Data Start Marker
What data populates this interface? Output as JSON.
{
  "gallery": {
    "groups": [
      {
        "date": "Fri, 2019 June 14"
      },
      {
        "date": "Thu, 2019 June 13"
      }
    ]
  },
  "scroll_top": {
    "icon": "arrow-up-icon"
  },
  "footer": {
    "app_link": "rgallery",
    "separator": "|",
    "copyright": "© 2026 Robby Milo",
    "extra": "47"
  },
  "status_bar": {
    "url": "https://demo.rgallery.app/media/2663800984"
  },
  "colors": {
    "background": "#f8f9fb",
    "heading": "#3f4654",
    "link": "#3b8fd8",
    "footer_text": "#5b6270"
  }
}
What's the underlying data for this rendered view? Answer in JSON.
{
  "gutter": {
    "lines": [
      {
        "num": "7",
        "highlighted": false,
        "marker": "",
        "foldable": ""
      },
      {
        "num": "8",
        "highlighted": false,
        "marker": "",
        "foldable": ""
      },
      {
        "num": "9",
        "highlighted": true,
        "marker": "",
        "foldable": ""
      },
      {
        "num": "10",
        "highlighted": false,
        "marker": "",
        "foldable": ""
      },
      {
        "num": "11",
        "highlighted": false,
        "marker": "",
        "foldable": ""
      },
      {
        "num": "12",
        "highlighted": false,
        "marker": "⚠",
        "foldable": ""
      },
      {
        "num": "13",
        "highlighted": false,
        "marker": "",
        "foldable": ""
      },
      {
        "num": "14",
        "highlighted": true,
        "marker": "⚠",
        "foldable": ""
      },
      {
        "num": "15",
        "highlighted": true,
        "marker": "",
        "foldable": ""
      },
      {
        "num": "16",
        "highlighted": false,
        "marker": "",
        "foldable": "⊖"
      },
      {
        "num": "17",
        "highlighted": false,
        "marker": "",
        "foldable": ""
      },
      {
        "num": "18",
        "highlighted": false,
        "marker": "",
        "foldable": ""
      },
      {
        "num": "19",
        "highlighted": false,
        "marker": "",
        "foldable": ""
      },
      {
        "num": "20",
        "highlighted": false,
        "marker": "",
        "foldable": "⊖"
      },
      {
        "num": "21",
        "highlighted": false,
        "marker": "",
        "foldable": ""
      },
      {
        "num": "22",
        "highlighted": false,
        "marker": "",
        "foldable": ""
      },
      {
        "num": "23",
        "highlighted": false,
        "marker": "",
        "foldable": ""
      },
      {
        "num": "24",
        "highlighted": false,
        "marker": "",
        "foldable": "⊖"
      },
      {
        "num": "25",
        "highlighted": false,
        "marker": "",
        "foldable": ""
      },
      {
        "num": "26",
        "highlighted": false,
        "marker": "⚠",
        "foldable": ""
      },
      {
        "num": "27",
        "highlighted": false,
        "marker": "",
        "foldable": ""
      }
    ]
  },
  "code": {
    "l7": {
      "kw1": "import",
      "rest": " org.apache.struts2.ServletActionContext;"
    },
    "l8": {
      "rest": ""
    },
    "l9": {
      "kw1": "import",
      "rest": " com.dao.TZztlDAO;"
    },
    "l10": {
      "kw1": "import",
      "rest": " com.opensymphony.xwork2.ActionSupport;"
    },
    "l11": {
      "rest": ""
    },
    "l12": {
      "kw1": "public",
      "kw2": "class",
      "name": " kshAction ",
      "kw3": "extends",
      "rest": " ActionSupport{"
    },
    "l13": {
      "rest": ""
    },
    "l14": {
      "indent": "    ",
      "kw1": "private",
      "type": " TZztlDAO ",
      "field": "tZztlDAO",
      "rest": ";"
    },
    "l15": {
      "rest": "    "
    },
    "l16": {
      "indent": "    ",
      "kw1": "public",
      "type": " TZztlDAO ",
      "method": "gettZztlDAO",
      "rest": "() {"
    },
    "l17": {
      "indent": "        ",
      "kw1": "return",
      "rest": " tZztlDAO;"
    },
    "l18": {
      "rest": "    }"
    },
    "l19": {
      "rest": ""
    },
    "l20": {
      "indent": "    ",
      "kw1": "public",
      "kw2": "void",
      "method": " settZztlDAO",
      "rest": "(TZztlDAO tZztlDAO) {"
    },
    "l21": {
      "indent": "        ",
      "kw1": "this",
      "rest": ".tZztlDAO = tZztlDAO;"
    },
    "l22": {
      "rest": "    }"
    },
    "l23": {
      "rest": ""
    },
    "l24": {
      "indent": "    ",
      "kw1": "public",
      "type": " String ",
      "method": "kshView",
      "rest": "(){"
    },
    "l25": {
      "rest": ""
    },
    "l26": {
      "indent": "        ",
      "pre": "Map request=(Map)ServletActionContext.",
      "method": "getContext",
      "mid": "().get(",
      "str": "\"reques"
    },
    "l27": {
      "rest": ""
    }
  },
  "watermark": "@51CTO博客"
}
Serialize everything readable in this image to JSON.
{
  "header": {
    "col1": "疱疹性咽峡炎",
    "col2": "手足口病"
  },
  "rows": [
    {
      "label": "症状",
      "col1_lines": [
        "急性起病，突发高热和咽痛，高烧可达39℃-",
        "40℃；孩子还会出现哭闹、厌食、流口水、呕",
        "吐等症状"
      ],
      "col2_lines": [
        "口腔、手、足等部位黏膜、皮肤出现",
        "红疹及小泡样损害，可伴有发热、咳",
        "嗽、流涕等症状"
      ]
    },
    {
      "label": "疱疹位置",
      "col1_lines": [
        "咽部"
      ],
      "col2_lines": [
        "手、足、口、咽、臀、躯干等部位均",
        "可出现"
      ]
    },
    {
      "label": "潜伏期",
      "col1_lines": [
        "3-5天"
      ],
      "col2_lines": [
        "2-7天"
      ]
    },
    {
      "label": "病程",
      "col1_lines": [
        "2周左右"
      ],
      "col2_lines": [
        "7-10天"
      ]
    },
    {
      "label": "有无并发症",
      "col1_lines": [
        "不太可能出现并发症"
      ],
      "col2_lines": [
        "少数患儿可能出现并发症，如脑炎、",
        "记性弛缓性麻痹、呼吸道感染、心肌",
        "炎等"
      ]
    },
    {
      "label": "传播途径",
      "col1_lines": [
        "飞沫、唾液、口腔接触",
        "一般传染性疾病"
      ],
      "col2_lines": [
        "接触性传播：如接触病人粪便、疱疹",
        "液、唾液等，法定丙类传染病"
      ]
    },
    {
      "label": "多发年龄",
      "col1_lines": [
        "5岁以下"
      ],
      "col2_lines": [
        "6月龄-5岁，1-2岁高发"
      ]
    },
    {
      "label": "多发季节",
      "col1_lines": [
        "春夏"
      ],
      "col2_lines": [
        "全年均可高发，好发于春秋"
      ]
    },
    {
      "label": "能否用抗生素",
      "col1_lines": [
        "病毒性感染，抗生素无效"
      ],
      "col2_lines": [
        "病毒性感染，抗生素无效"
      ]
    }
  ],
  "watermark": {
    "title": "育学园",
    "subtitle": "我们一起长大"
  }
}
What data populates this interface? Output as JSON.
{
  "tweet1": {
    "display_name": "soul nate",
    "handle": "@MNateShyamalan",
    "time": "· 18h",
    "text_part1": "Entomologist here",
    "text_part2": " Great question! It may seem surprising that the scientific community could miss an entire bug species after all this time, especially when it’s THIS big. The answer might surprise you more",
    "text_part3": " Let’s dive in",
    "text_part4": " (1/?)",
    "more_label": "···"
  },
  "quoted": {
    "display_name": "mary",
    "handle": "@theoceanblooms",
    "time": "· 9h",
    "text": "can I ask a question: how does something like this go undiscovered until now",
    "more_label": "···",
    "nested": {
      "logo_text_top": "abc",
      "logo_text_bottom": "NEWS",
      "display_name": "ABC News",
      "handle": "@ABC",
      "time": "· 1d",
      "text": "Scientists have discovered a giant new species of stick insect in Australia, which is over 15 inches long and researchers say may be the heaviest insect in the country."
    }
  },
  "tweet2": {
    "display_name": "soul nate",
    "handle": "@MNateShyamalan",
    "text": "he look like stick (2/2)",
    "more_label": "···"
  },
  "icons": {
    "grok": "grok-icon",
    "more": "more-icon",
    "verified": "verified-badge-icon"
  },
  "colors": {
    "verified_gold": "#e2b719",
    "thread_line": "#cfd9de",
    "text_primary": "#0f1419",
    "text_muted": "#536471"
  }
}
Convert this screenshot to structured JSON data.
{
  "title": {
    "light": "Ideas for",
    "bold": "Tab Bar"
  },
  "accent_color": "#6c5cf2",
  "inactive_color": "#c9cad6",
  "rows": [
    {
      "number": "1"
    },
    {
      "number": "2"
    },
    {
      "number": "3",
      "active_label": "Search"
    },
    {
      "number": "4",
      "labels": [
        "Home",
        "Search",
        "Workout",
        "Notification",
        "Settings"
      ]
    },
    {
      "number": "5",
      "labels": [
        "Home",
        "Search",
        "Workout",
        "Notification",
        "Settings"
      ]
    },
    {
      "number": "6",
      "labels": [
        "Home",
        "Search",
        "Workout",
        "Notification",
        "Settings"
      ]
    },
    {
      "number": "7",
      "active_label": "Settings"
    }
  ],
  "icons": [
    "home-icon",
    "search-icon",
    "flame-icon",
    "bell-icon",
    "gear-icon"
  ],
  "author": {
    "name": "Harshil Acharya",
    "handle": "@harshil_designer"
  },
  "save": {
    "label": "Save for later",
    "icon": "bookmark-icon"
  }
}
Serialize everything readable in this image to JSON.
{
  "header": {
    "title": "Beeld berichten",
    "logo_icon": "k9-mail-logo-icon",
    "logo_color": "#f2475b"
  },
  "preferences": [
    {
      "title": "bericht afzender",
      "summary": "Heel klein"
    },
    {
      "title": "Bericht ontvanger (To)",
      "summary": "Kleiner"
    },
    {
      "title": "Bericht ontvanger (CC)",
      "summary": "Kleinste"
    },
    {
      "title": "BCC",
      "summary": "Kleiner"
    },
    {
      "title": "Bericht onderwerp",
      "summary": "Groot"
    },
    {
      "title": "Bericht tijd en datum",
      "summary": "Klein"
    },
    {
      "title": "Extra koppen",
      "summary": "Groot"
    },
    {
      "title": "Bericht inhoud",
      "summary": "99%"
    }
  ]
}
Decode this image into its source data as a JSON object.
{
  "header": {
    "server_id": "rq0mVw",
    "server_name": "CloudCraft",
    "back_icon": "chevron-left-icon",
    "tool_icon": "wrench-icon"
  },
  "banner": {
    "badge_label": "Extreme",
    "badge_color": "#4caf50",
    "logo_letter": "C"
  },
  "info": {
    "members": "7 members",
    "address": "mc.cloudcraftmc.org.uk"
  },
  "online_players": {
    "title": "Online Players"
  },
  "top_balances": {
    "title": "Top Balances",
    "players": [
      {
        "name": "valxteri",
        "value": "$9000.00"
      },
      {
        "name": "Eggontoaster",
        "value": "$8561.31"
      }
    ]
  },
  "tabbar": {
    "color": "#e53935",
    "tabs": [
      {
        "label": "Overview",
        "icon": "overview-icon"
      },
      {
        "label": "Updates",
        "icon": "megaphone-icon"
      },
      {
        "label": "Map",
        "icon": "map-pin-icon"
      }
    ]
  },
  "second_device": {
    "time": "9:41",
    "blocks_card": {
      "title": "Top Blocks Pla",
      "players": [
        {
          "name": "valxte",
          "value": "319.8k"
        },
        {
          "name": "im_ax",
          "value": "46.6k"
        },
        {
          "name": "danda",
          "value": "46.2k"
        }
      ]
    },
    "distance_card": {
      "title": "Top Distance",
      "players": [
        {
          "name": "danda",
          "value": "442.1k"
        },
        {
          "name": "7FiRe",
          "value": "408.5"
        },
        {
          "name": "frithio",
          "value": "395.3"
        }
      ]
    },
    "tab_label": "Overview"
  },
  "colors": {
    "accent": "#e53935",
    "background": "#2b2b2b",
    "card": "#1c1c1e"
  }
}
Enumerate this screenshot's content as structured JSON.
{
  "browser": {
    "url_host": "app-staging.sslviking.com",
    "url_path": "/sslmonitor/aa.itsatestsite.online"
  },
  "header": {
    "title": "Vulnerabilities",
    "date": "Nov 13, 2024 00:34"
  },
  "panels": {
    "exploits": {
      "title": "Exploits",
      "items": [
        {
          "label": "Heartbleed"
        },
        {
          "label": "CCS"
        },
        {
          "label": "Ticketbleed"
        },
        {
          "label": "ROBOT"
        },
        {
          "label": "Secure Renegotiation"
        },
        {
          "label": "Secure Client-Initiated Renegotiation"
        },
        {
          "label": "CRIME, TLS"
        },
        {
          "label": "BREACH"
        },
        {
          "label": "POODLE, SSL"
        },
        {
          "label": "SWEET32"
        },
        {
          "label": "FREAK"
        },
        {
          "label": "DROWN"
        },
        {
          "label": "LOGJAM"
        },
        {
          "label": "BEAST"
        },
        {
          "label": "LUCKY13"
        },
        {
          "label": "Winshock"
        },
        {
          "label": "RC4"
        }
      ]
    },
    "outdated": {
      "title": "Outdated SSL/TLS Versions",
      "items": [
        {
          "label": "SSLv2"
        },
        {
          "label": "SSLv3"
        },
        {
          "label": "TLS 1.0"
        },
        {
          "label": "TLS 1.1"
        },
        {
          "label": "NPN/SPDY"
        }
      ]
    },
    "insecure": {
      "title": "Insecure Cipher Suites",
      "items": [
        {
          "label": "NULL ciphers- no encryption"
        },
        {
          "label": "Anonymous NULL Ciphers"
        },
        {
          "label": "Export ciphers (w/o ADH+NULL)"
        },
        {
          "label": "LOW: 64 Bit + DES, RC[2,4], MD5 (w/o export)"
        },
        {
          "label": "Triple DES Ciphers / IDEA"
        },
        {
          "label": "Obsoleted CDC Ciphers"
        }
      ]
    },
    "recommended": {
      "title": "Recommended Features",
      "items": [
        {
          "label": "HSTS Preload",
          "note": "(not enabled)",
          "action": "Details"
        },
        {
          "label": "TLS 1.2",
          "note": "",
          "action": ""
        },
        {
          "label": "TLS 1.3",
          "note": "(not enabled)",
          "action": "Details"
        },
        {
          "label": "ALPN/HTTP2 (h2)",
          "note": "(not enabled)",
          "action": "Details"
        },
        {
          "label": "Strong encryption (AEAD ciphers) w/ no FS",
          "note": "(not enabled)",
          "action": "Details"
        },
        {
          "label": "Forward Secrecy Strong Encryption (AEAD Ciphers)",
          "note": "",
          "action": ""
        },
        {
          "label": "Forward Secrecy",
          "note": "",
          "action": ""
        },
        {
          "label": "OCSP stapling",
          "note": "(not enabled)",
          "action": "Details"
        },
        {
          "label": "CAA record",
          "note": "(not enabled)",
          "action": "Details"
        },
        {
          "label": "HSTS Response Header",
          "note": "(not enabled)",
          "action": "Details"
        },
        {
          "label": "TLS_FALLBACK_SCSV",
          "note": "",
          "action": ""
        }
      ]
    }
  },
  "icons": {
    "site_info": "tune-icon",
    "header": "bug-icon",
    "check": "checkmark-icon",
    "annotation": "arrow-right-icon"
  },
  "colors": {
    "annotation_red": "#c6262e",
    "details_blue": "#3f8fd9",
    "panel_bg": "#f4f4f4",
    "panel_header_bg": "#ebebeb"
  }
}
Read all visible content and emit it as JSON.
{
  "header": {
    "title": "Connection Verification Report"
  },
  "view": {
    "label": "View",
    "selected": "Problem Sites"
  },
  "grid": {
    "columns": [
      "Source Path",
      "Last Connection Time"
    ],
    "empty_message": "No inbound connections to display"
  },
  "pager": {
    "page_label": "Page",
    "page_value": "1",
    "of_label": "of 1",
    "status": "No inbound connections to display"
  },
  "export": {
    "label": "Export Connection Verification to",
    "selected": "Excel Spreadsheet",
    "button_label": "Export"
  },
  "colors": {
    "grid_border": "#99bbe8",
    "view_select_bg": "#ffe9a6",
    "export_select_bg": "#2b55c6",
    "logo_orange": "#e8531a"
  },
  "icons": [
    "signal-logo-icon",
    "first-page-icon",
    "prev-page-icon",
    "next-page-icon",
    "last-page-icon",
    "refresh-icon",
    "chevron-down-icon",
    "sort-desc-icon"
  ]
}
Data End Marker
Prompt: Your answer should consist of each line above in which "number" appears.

Answer to this task:
      "number": "1"
      "number": "2"
      "number": "3",
      "number": "4",
      "number": "5",
      "number": "6",
      "number": "7",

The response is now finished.